For every time she shouted ‘Fire!’
They only answered ‘Little Liar!’
And therefore when her Aunt returned,
Matilda, and the House, were Burned.


The winter has at last loosened its cruel grip upon the land and has allowed the sun to come to play a merry tune over field and stream, meadow and woodland, in the towns and villages, on city streets and seaside strands.  The nation basks and bakes, summer dresses flouncing in the breeze as pallid skin warms, glows and finally fries red and raw.  Break out the sunscreen.

This is the day I change my own rhythm, trading car for train on my commute.  It takes me longer to travel, but on the plus side, I get time to write my blog.  That can’t be all bad.

This it seems is a year of Moment (capitalisation intentional).  My oldest brother celebrates his 60th Birthday.  He is 10 years my senior.  And to add to those two landmarks Louise & I celebrate 20 years of marriage this June.  What to do?

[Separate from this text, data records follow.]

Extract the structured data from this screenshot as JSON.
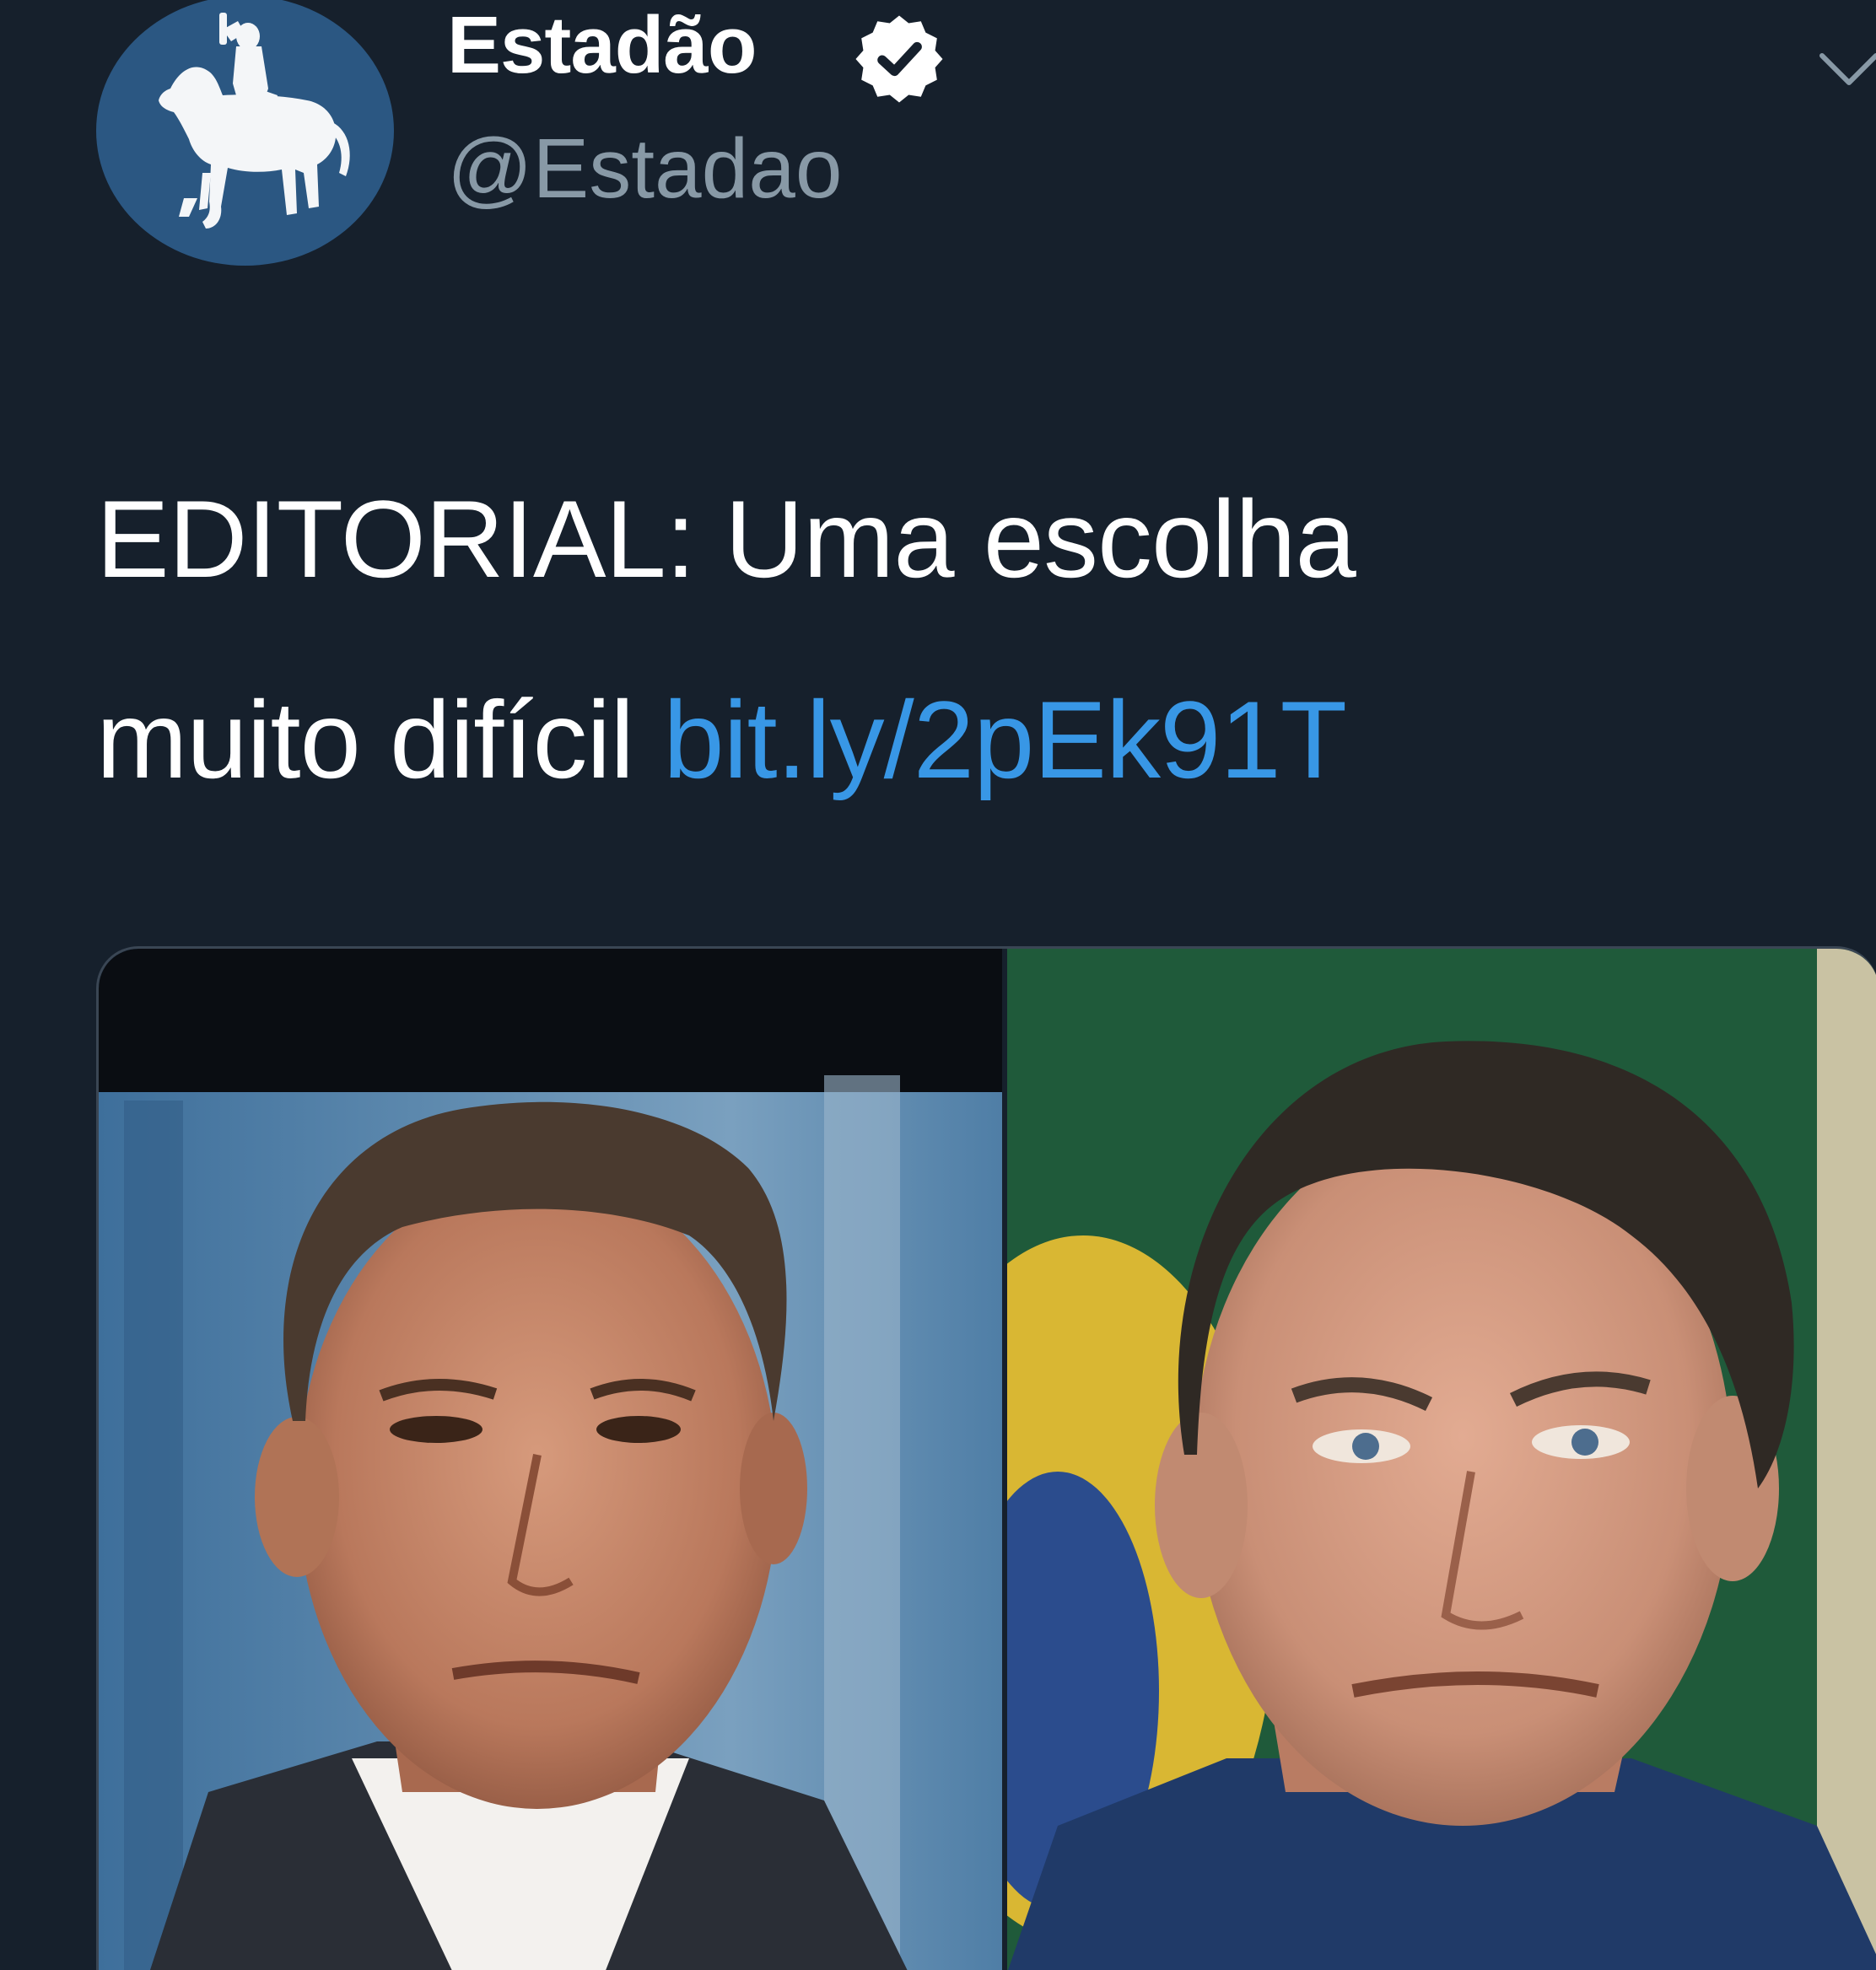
{
  "tweet": {
    "author": {
      "display_name": "Estadão",
      "handle": "@Estadao",
      "avatar_icon": "horse-rider-logo-icon",
      "verified_icon": "verified-badge-icon"
    },
    "menu_icon": "chevron-down-icon",
    "text_line1": "EDITORIAL: Uma escolha",
    "text_line2_prefix": "muito difícil",
    "link": "bit.ly/2pEk91T",
    "media": {
      "photos": [
        "portrait-photo-left",
        "portrait-photo-right"
      ]
    }
  },
  "colors": {
    "background": "#16202c",
    "text": "#ffffff",
    "handle": "#8899a6",
    "link": "#3897e6",
    "avatar": "#2b5782"
  }
}
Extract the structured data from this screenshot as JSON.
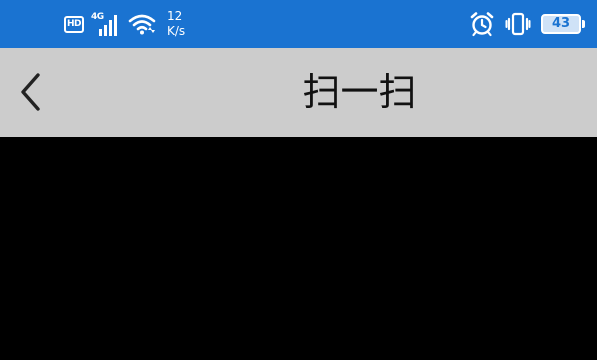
{
  "status_bar": {
    "hd_label": "HD",
    "network_type": "4G",
    "speed_value": "12",
    "speed_unit": "K/s",
    "battery_level": "43",
    "icons": [
      "hd-icon",
      "signal-icon",
      "wifi-icon",
      "alarm-icon",
      "vibrate-icon",
      "battery-icon"
    ],
    "background_color": "#1a73d1"
  },
  "header": {
    "title": "扫一扫",
    "back_icon": "chevron-left-icon",
    "background_color": "#cccccc"
  },
  "camera_view": {
    "background_color": "#000000"
  }
}
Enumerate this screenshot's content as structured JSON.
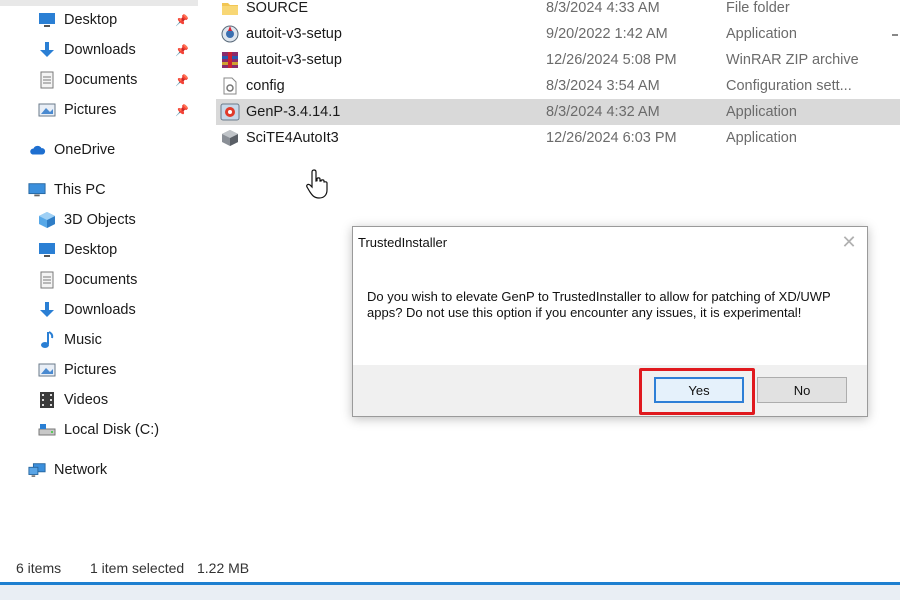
{
  "sidebar": {
    "items": [
      {
        "label": "Desktop",
        "icon": "desktop-icon",
        "pinned": true
      },
      {
        "label": "Downloads",
        "icon": "downloads-icon",
        "pinned": true
      },
      {
        "label": "Documents",
        "icon": "documents-icon",
        "pinned": true
      },
      {
        "label": "Pictures",
        "icon": "pictures-icon",
        "pinned": true
      },
      {
        "label": "OneDrive",
        "icon": "onedrive-icon",
        "pinned": false
      },
      {
        "label": "This PC",
        "icon": "this-pc-icon",
        "pinned": false
      },
      {
        "label": "3D Objects",
        "icon": "3d-objects-icon",
        "pinned": false
      },
      {
        "label": "Desktop",
        "icon": "desktop-icon",
        "pinned": false
      },
      {
        "label": "Documents",
        "icon": "documents-icon",
        "pinned": false
      },
      {
        "label": "Downloads",
        "icon": "downloads-icon",
        "pinned": false
      },
      {
        "label": "Music",
        "icon": "music-icon",
        "pinned": false
      },
      {
        "label": "Pictures",
        "icon": "pictures-icon",
        "pinned": false
      },
      {
        "label": "Videos",
        "icon": "videos-icon",
        "pinned": false
      },
      {
        "label": "Local Disk (C:)",
        "icon": "local-disk-icon",
        "pinned": false
      },
      {
        "label": "Network",
        "icon": "network-icon",
        "pinned": false
      }
    ]
  },
  "files": [
    {
      "name": "SOURCE",
      "date": "8/3/2024 4:33 AM",
      "type": "File folder",
      "icon": "folder-icon",
      "selected": false
    },
    {
      "name": "autoit-v3-setup",
      "date": "9/20/2022 1:42 AM",
      "type": "Application",
      "icon": "autoit-setup-icon",
      "selected": false
    },
    {
      "name": "autoit-v3-setup",
      "date": "12/26/2024 5:08 PM",
      "type": "WinRAR ZIP archive",
      "icon": "winrar-icon",
      "selected": false
    },
    {
      "name": "config",
      "date": "8/3/2024 3:54 AM",
      "type": "Configuration sett...",
      "icon": "config-file-icon",
      "selected": false
    },
    {
      "name": "GenP-3.4.14.1",
      "date": "8/3/2024 4:32 AM",
      "type": "Application",
      "icon": "genp-app-icon",
      "selected": true
    },
    {
      "name": "SciTE4AutoIt3",
      "date": "12/26/2024 6:03 PM",
      "type": "Application",
      "icon": "scite-icon",
      "selected": false
    }
  ],
  "status": {
    "items_count": "6 items",
    "selection": "1 item selected",
    "size": "1.22 MB"
  },
  "dialog": {
    "title": "TrustedInstaller",
    "message": "Do you wish to elevate GenP to TrustedInstaller to allow for patching of XD/UWP apps? Do not use this option if you encounter any issues, it is experimental!",
    "yes_label": "Yes",
    "no_label": "No"
  },
  "colors": {
    "accent": "#1e7fd0",
    "highlight_box": "#e0191e",
    "selected_row": "#d9d9d9"
  }
}
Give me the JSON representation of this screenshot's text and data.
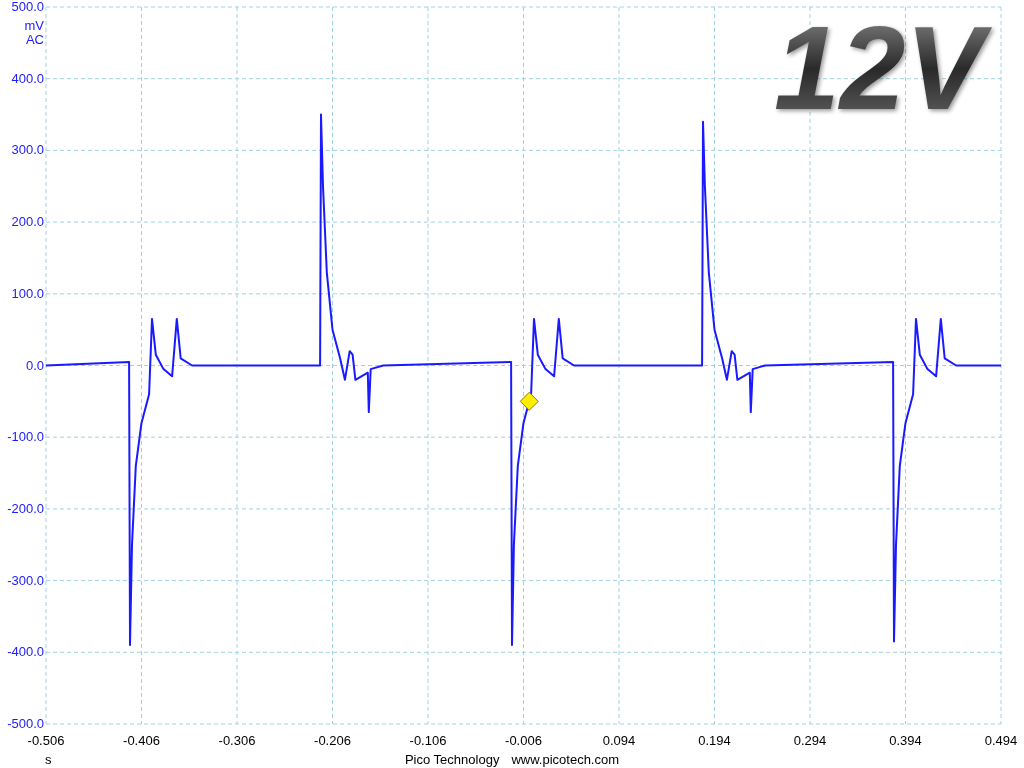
{
  "scope": {
    "chart_data": {
      "type": "line",
      "title": "12V",
      "xlabel": "s",
      "ylabel": "mV",
      "xlim": [
        -0.506,
        0.494
      ],
      "ylim": [
        -500,
        500
      ],
      "xticks": [
        {
          "value": -0.506,
          "label": "-0.506"
        },
        {
          "value": -0.406,
          "label": "-0.406"
        },
        {
          "value": -0.306,
          "label": "-0.306"
        },
        {
          "value": -0.206,
          "label": "-0.206"
        },
        {
          "value": -0.106,
          "label": "-0.106"
        },
        {
          "value": -0.006,
          "label": "-0.006"
        },
        {
          "value": 0.094,
          "label": "0.094"
        },
        {
          "value": 0.194,
          "label": "0.194"
        },
        {
          "value": 0.294,
          "label": "0.294"
        },
        {
          "value": 0.394,
          "label": "0.394"
        },
        {
          "value": 0.494,
          "label": "0.494"
        }
      ],
      "yticks": [
        {
          "value": 500,
          "label": "500.0"
        },
        {
          "value": 400,
          "label": "400.0"
        },
        {
          "value": 300,
          "label": "300.0"
        },
        {
          "value": 200,
          "label": "200.0"
        },
        {
          "value": 100,
          "label": "100.0"
        },
        {
          "value": 0,
          "label": "0.0"
        },
        {
          "value": -100,
          "label": "-100.0"
        },
        {
          "value": -200,
          "label": "-200.0"
        },
        {
          "value": -300,
          "label": "-300.0"
        },
        {
          "value": -400,
          "label": "-400.0"
        },
        {
          "value": -500,
          "label": "-500.0"
        }
      ],
      "x": [
        -0.506,
        -0.419,
        -0.418,
        -0.416,
        -0.412,
        -0.406,
        -0.398,
        -0.395,
        -0.391,
        -0.383,
        -0.374,
        -0.369,
        -0.365,
        -0.353,
        -0.219,
        -0.218,
        -0.216,
        -0.212,
        -0.206,
        -0.198,
        -0.193,
        -0.188,
        -0.185,
        -0.182,
        -0.169,
        -0.168,
        -0.166,
        -0.153,
        -0.019,
        -0.018,
        -0.016,
        -0.012,
        -0.006,
        0.002,
        0.005,
        0.009,
        0.017,
        0.026,
        0.031,
        0.035,
        0.047,
        0.181,
        0.182,
        0.184,
        0.188,
        0.194,
        0.202,
        0.207,
        0.212,
        0.215,
        0.218,
        0.231,
        0.232,
        0.234,
        0.247,
        0.381,
        0.382,
        0.384,
        0.388,
        0.394,
        0.402,
        0.405,
        0.409,
        0.417,
        0.426,
        0.431,
        0.435,
        0.447,
        0.494
      ],
      "series": [
        {
          "color": "#1a1aff",
          "values": [
            0,
            5,
            -390,
            -250,
            -140,
            -80,
            -40,
            65,
            15,
            -5,
            -15,
            65,
            10,
            0,
            0,
            350,
            250,
            130,
            50,
            10,
            -20,
            20,
            15,
            -20,
            -10,
            -65,
            -5,
            0,
            5,
            -390,
            -250,
            -140,
            -80,
            -40,
            65,
            15,
            -5,
            -15,
            65,
            10,
            0,
            0,
            340,
            250,
            130,
            50,
            10,
            -20,
            20,
            15,
            -20,
            -10,
            -65,
            -5,
            0,
            5,
            -385,
            -250,
            -140,
            -80,
            -40,
            65,
            15,
            -5,
            -15,
            65,
            10,
            0,
            0
          ]
        }
      ],
      "grid": true
    },
    "trigger_marker": true,
    "coupling": "AC",
    "footer": [
      "Pico Technology",
      "www.picotech.com"
    ]
  }
}
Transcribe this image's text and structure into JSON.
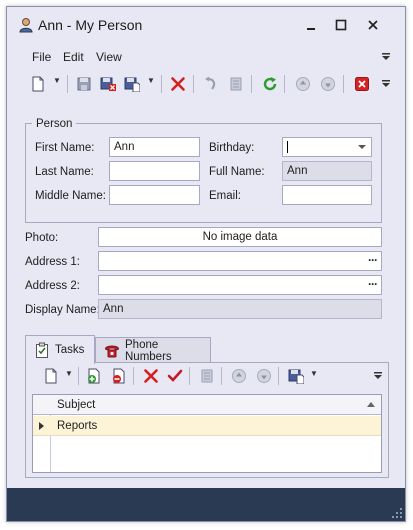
{
  "window": {
    "title": "Ann - My Person"
  },
  "menu": {
    "file": "File",
    "edit": "Edit",
    "view": "View"
  },
  "toolbar_icons": [
    "new-icon",
    "save-icon",
    "save-close-icon",
    "save-new-icon",
    "delete-icon",
    "undo-icon",
    "reset-icon",
    "refresh-icon",
    "previous-icon",
    "next-icon",
    "close-icon"
  ],
  "person": {
    "group_title": "Person",
    "first_name_label": "First Name:",
    "first_name_value": "Ann",
    "last_name_label": "Last Name:",
    "last_name_value": "",
    "middle_name_label": "Middle Name:",
    "middle_name_value": "",
    "birthday_label": "Birthday:",
    "birthday_value": "",
    "full_name_label": "Full Name:",
    "full_name_value": "Ann",
    "email_label": "Email:",
    "email_value": ""
  },
  "details": {
    "photo_label": "Photo:",
    "photo_value": "No image data",
    "address1_label": "Address 1:",
    "address1_value": "",
    "address2_label": "Address 2:",
    "address2_value": "",
    "display_name_label": "Display Name:",
    "display_name_value": "Ann",
    "ellipsis": "···"
  },
  "tabs": [
    {
      "label": "Tasks",
      "active": true
    },
    {
      "label": "Phone Numbers",
      "active": false
    }
  ],
  "grid": {
    "columns": [
      "Subject"
    ],
    "rows": [
      {
        "subject": "Reports"
      }
    ]
  },
  "colors": {
    "window_bg": "#e7e8f3",
    "statusbar": "#2a3a52",
    "selected_row": "#fdf4d8"
  }
}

With any luck I will finally rid myself of the stinker of a cold that has been dogging me for the last two weeks.  I finally figured out the Aircon in work today.  It is hidden in a cupboard.  Someone had set the sensor over my head to deliver 16 degrees C.  With the rest of the office at an ambient 21 the system was dumping freezing air on me to compensate.  No wonder I caught cold.

Now that we have this lovely sunny June I am minded to celebrate the joys of the April we should have had.  So I give you the “poet of the blackbirds”.

A Rainy Day in April: by Francis Ledwidge

When the clouds shake their hyssops, and the rain
Like holy water falls upon the plain,
‘Tis sweet to gaze upon the springing grain
And see your harvest born.

And sweet the little breeze of melody
The blackbird puffs upon the budding tree,
While the wild poppy lights upon the lea
And blazes ‘mid the corn.

The skylark soars the freshening shower to hail,
And the meek daisy holds aloft her pail.
And Spring all radiant by the wayside pale
Sets up her rock and reel.

See how she weaves her mantle fold on fold,
Hemming the woods and carpeting the wold.
Her warp is of the green, her woof the gold,
The spinning world her wheel.